MATERIALS PROVIDED:
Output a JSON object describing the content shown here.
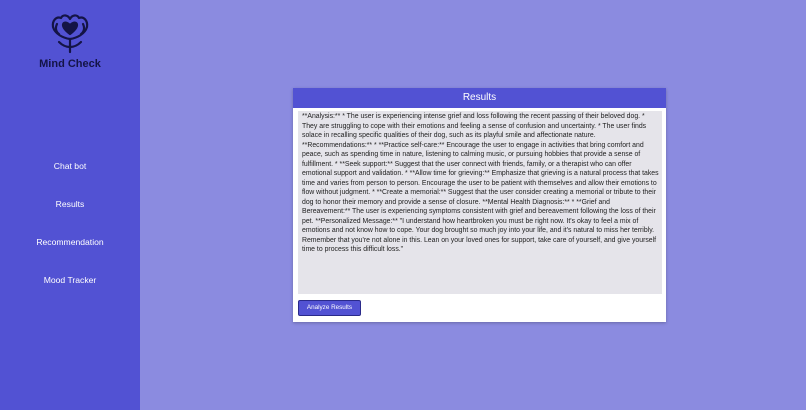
{
  "brand": {
    "name": "Mind Check",
    "logo_icon": "head-heart-icon"
  },
  "nav": {
    "items": [
      {
        "label": "Chat bot"
      },
      {
        "label": "Results"
      },
      {
        "label": "Recommendation"
      },
      {
        "label": "Mood Tracker"
      }
    ]
  },
  "results": {
    "title": "Results",
    "text": "**Analysis:** * The user is experiencing intense grief and loss following the recent passing of their beloved dog. * They are struggling to cope with their emotions and feeling a sense of confusion and uncertainty. * The user finds solace in recalling specific qualities of their dog, such as its playful smile and affectionate nature. **Recommendations:** * **Practice self-care:** Encourage the user to engage in activities that bring comfort and peace, such as spending time in nature, listening to calming music, or pursuing hobbies that provide a sense of fulfillment. * **Seek support:** Suggest that the user connect with friends, family, or a therapist who can offer emotional support and validation. * **Allow time for grieving:** Emphasize that grieving is a natural process that takes time and varies from person to person. Encourage the user to be patient with themselves and allow their emotions to flow without judgment. * **Create a memorial:** Suggest that the user consider creating a memorial or tribute to their dog to honor their memory and provide a sense of closure. **Mental Health Diagnosis:** * **Grief and Bereavement:** The user is experiencing symptoms consistent with grief and bereavement following the loss of their pet. **Personalized Message:** \"I understand how heartbroken you must be right now. It's okay to feel a mix of emotions and not know how to cope. Your dog brought so much joy into your life, and it's natural to miss her terribly. Remember that you're not alone in this. Lean on your loved ones for support, take care of yourself, and give yourself time to process this difficult loss.\"",
    "button_label": "Analyze Results"
  },
  "colors": {
    "background": "#8b8be0",
    "sidebar": "#5252d3",
    "header": "#5252d3",
    "text_box": "#e5e4ea"
  }
}
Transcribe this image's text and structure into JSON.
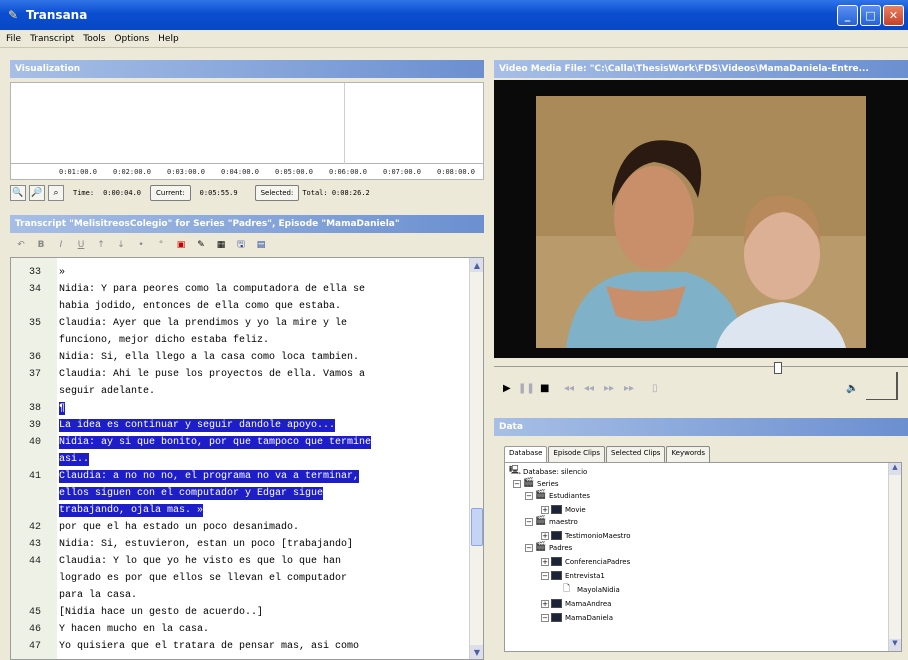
{
  "window": {
    "title": "Transana",
    "buttons": [
      "_",
      "□",
      "✕"
    ]
  },
  "menu": [
    "File",
    "Transcript",
    "Tools",
    "Options",
    "Help"
  ],
  "visualization": {
    "title": "Visualization",
    "ticks": [
      "0:01:00.0",
      "0:02:00.0",
      "0:03:00.0",
      "0:04:00.0",
      "0:05:00.0",
      "0:06:00.0",
      "0:07:00.0",
      "0:08:00.0"
    ],
    "time_label": "Time:",
    "time_value": "0:00:04.0",
    "current_label": "Current:",
    "current_value": "0:05:55.9",
    "selected_label": "Selected:",
    "total_value": "Total: 0:08:26.2"
  },
  "transcript": {
    "title": "Transcript \"MelisitreosColegio\" for Series \"Padres\", Episode \"MamaDaniela\"",
    "lines": [
      {
        "n": "33",
        "t": "»",
        "sel": false
      },
      {
        "n": "34",
        "t": "Nidia: Y para peores como la computadora de ella se",
        "sel": false
      },
      {
        "n": "",
        "t": "habia jodido, entonces de ella como que estaba.",
        "sel": false
      },
      {
        "n": "35",
        "t": "Claudia: Ayer que la prendimos y yo la mire y le",
        "sel": false
      },
      {
        "n": "",
        "t": "funciono, mejor dicho estaba feliz.",
        "sel": false
      },
      {
        "n": "36",
        "t": "Nidia: Si, ella llego a la casa como loca tambien.",
        "sel": false
      },
      {
        "n": "37",
        "t": "Claudia: Ahi le puse los proyectos de ella. Vamos a",
        "sel": false
      },
      {
        "n": "",
        "t": "seguir adelante.",
        "sel": false
      },
      {
        "n": "38",
        "t": "¶",
        "sel": true
      },
      {
        "n": "39",
        "t": "La idea es continuar y seguir dandole apoyo...",
        "sel": true
      },
      {
        "n": "40",
        "t": "Nidia: ay si que bonito, por que tampoco que termine",
        "sel": true
      },
      {
        "n": "",
        "t": "asi..",
        "sel": true
      },
      {
        "n": "41",
        "t": "Claudia: a no no no, el programa no va a terminar,",
        "sel": true
      },
      {
        "n": "",
        "t": "ellos siguen con el computador y Edgar sigue",
        "sel": true
      },
      {
        "n": "",
        "t": "trabajando, ojala mas. »",
        "sel": true
      },
      {
        "n": "42",
        "t": "por que el ha estado un poco desanimado.",
        "sel": false
      },
      {
        "n": "43",
        "t": "Nidia: Si, estuvieron, estan un poco [trabajando]",
        "sel": false
      },
      {
        "n": "44",
        "t": "Claudia: Y lo que yo he visto es que lo que han",
        "sel": false
      },
      {
        "n": "",
        "t": "logrado es por que ellos se llevan el computador",
        "sel": false
      },
      {
        "n": "",
        "t": "para la casa.",
        "sel": false
      },
      {
        "n": "45",
        "t": "[Nidia hace un gesto de acuerdo..]",
        "sel": false
      },
      {
        "n": "46",
        "t": "Y hacen mucho en la casa.",
        "sel": false
      },
      {
        "n": "47",
        "t": "Yo quisiera que el tratara de pensar mas, asi como",
        "sel": false
      }
    ]
  },
  "video": {
    "title": "Video Media File: \"C:\\Calla\\ThesisWork\\FDS\\Videos\\MamaDaniela-Entre..."
  },
  "data_panel": {
    "title": "Data",
    "tabs": [
      "Database",
      "Episode Clips",
      "Selected Clips",
      "Keywords"
    ],
    "tree": [
      {
        "label": "Database: silencio",
        "icon": "db"
      },
      {
        "label": "Series",
        "icon": "series"
      },
      {
        "label": "Estudiantes",
        "icon": "series"
      },
      {
        "label": "Movie",
        "icon": "ep"
      },
      {
        "label": "maestro",
        "icon": "series"
      },
      {
        "label": "TestimonioMaestro",
        "icon": "ep"
      },
      {
        "label": "Padres",
        "icon": "series"
      },
      {
        "label": "ConferenciaPadres",
        "icon": "ep"
      },
      {
        "label": "Entrevista1",
        "icon": "ep"
      },
      {
        "label": "MayolaNidia",
        "icon": "tr"
      },
      {
        "label": "MamaAndrea",
        "icon": "ep"
      },
      {
        "label": "MamaDaniela",
        "icon": "ep"
      }
    ]
  }
}
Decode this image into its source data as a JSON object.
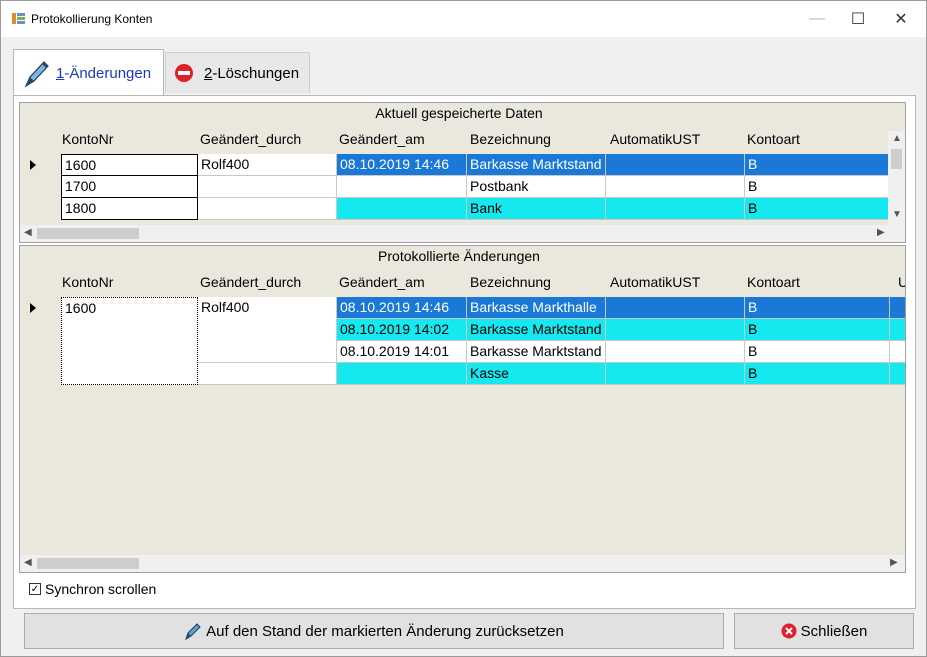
{
  "window": {
    "title": "Protokollierung Konten",
    "min_label": "—",
    "max_label": "☐",
    "close_label": "✕"
  },
  "tabs": [
    {
      "key": "1",
      "label": "-Änderungen",
      "icon": "pen-icon",
      "active": true
    },
    {
      "key": "2",
      "label": "-Löschungen",
      "icon": "no-entry-icon",
      "active": false
    }
  ],
  "grid_current": {
    "caption": "Aktuell gespeicherte Daten",
    "columns": [
      "KontoNr",
      "Geändert_durch",
      "Geändert_am",
      "Bezeichnung",
      "AutomatikUST",
      "Kontoart"
    ],
    "rows": [
      {
        "konto": "1600",
        "durch": "Rolf400",
        "am": "08.10.2019 14:46",
        "bez": "Barkasse Marktstand",
        "ust": "",
        "art": "B",
        "style": "sel"
      },
      {
        "konto": "1700",
        "durch": "",
        "am": "",
        "bez": "Postbank",
        "ust": "",
        "art": "B",
        "style": "white"
      },
      {
        "konto": "1800",
        "durch": "",
        "am": "",
        "bez": "Bank",
        "ust": "",
        "art": "B",
        "style": "cyan"
      }
    ]
  },
  "grid_log": {
    "caption": "Protokollierte Änderungen",
    "columns": [
      "KontoNr",
      "Geändert_durch",
      "Geändert_am",
      "Bezeichnung",
      "AutomatikUST",
      "Kontoart",
      "U"
    ],
    "rows": [
      {
        "konto": "1600",
        "durch": "Rolf400",
        "am": "08.10.2019 14:46",
        "bez": "Barkasse Markthalle",
        "ust": "",
        "art": "B",
        "style": "sel"
      },
      {
        "konto": "",
        "durch": "",
        "am": "08.10.2019 14:02",
        "bez": "Barkasse Marktstand",
        "ust": "",
        "art": "B",
        "style": "cyan"
      },
      {
        "konto": "",
        "durch": "",
        "am": "08.10.2019 14:01",
        "bez": "Barkasse Marktstand",
        "ust": "",
        "art": "B",
        "style": "white"
      },
      {
        "konto": "",
        "durch": "",
        "am": "",
        "bez": "Kasse",
        "ust": "",
        "art": "B",
        "style": "cyan"
      }
    ]
  },
  "sync_scroll": {
    "label": "Synchron scrollen",
    "checked": true,
    "mark": "✓"
  },
  "buttons": {
    "reset": "Auf den Stand der markierten Änderung zurücksetzen",
    "close": "Schließen"
  },
  "colors": {
    "selected": "#1a78d6",
    "cyan": "#15e8ee",
    "grid_bg": "#eae7dd",
    "active_tab_text": "#1a38c0"
  }
}
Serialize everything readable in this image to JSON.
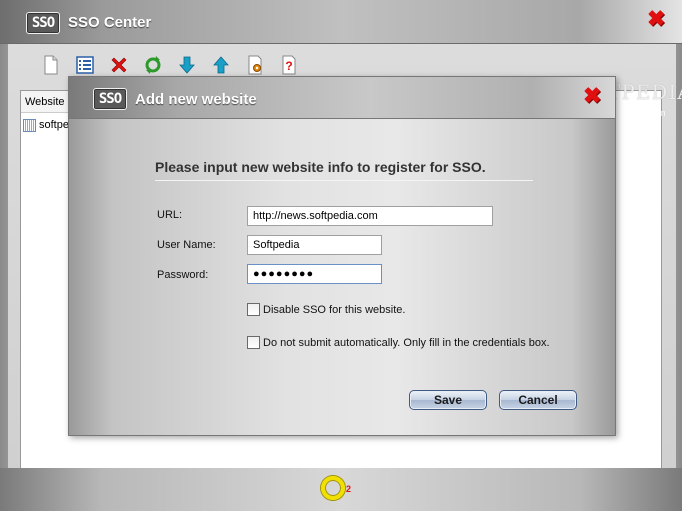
{
  "main_window": {
    "logo_text": "SSO",
    "title": "SSO Center",
    "close_glyph": "✖"
  },
  "toolbar": {
    "icons": [
      "new-document-icon",
      "list-icon",
      "delete-icon",
      "refresh-icon",
      "move-down-icon",
      "move-up-icon",
      "settings-icon",
      "help-icon"
    ],
    "help_glyph": "?"
  },
  "list": {
    "column_header": "Website",
    "rows": [
      "softpe"
    ]
  },
  "watermark": {
    "text": "SOFTPEDIA",
    "url": "www.softpedia.com"
  },
  "status": {
    "count": "2"
  },
  "dialog": {
    "logo_text": "SSO",
    "title": "Add new website",
    "close_glyph": "✖",
    "heading": "Please input new website info to register for SSO.",
    "url_label": "URL:",
    "url_value": "http://news.softpedia.com",
    "user_label": "User Name:",
    "user_value": "Softpedia",
    "password_label": "Password:",
    "password_value": "●●●●●●●●",
    "disable_sso_label": "Disable SSO for this website.",
    "no_submit_label": "Do not submit automatically. Only fill in the credentials box.",
    "save_label": "Save",
    "cancel_label": "Cancel"
  },
  "colors": {
    "close_red": "#e01010",
    "button_border": "#405a80",
    "status_ring": "#f0e000"
  }
}
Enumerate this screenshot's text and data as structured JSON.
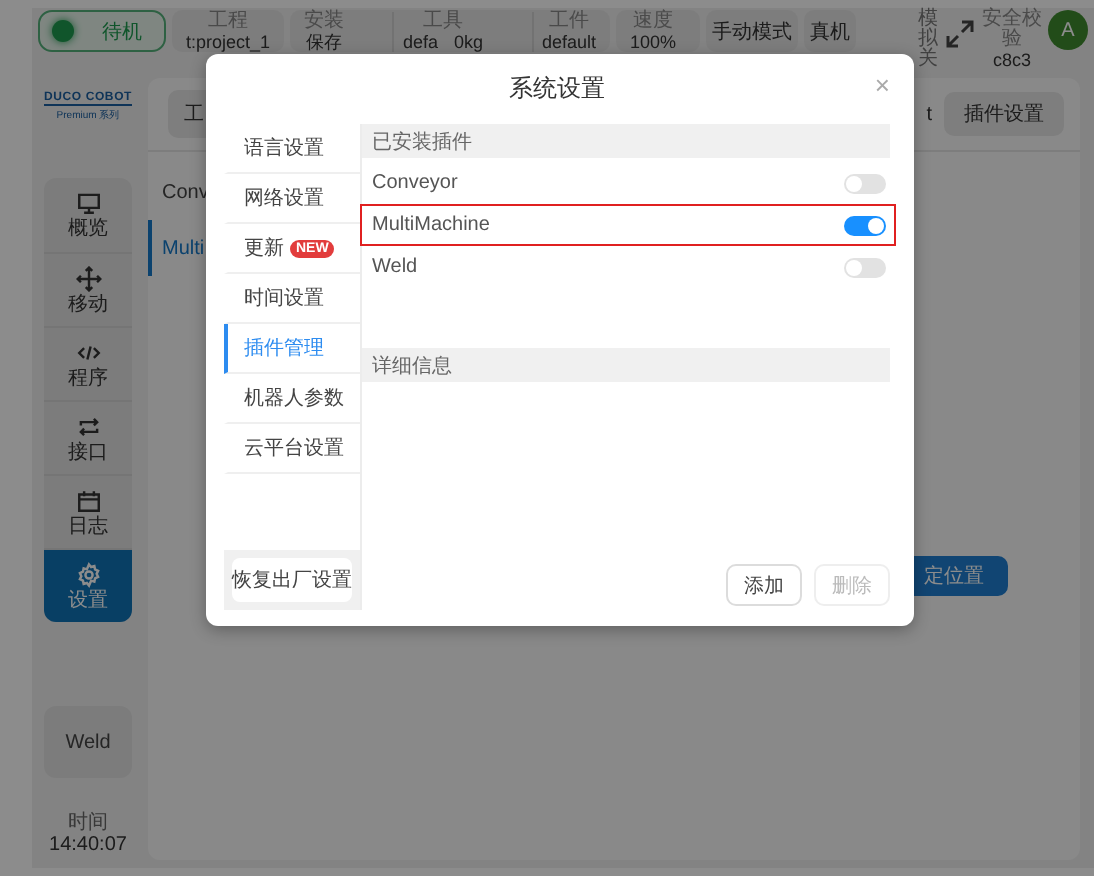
{
  "top_bar": {
    "status": {
      "label": "待机"
    },
    "groups": [
      {
        "items": [
          {
            "label": "工程",
            "values": [
              "t:project_1"
            ]
          }
        ]
      },
      {
        "items": [
          {
            "label": "安装",
            "values": [
              "保存"
            ]
          },
          {
            "label": "工具",
            "values": [
              "defa",
              "0kg"
            ]
          },
          {
            "label": "工件",
            "values": [
              "default"
            ]
          }
        ]
      },
      {
        "items": [
          {
            "label": "速度",
            "values": [
              "100%"
            ]
          }
        ]
      }
    ],
    "buttons": [
      "手动模式",
      "真机"
    ],
    "vertical_label": "模拟关",
    "safety": {
      "label": "安全校验",
      "value": "c8c3"
    },
    "avatar": "A"
  },
  "sidebar": {
    "logo": "DUCO COBOT",
    "logo_sub": "Premium 系列",
    "nav": [
      {
        "label": "概览",
        "kind": "monitor",
        "selected": false
      },
      {
        "label": "移动",
        "kind": "move",
        "selected": false
      },
      {
        "label": "程序",
        "kind": "code",
        "selected": false
      },
      {
        "label": "接口",
        "kind": "repeat",
        "selected": false
      },
      {
        "label": "日志",
        "kind": "calendar",
        "selected": false
      },
      {
        "label": "设置",
        "kind": "gear",
        "selected": true
      }
    ],
    "plugin_button": "Weld",
    "time_label": "时间",
    "time": "14:40:07"
  },
  "main": {
    "tab": "工",
    "partial_text": "t",
    "plugin_settings_button": "插件设置",
    "plugin_list": [
      {
        "label": "Conv",
        "selected": false
      },
      {
        "label": "Multi",
        "selected": true
      }
    ],
    "action_button": "定位置"
  },
  "settings_dialog": {
    "title": "系统设置",
    "close": "×",
    "menu": [
      {
        "label": "语言设置",
        "selected": false
      },
      {
        "label": "网络设置",
        "selected": false
      },
      {
        "label": "更新",
        "badge": "NEW",
        "selected": false
      },
      {
        "label": "时间设置",
        "selected": false
      },
      {
        "label": "插件管理",
        "selected": true
      },
      {
        "label": "机器人参数",
        "selected": false
      },
      {
        "label": "云平台设置",
        "selected": false
      }
    ],
    "reset_button": "恢复出厂设置",
    "installed_header": "已安装插件",
    "plugins": [
      {
        "name": "Conveyor",
        "on": false,
        "highlighted": false
      },
      {
        "name": "MultiMachine",
        "on": true,
        "highlighted": true
      },
      {
        "name": "Weld",
        "on": false,
        "highlighted": false
      }
    ],
    "details_header": "详细信息",
    "buttons": [
      {
        "label": "添加",
        "disabled": false
      },
      {
        "label": "删除",
        "disabled": true
      }
    ]
  }
}
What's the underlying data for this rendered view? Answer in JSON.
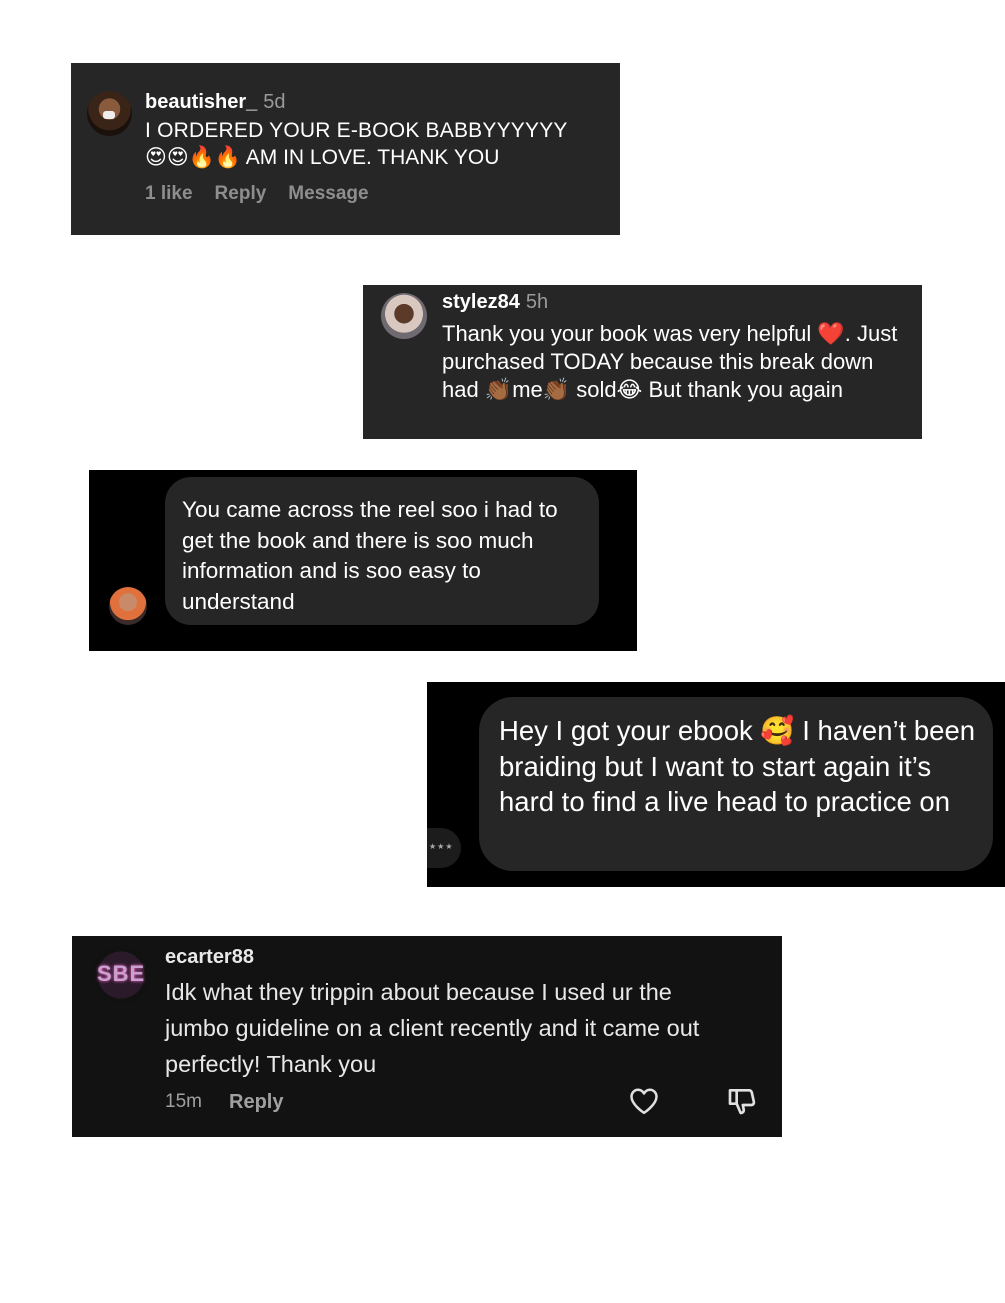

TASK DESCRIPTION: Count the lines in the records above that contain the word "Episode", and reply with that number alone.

EXERCISE RESULT: 2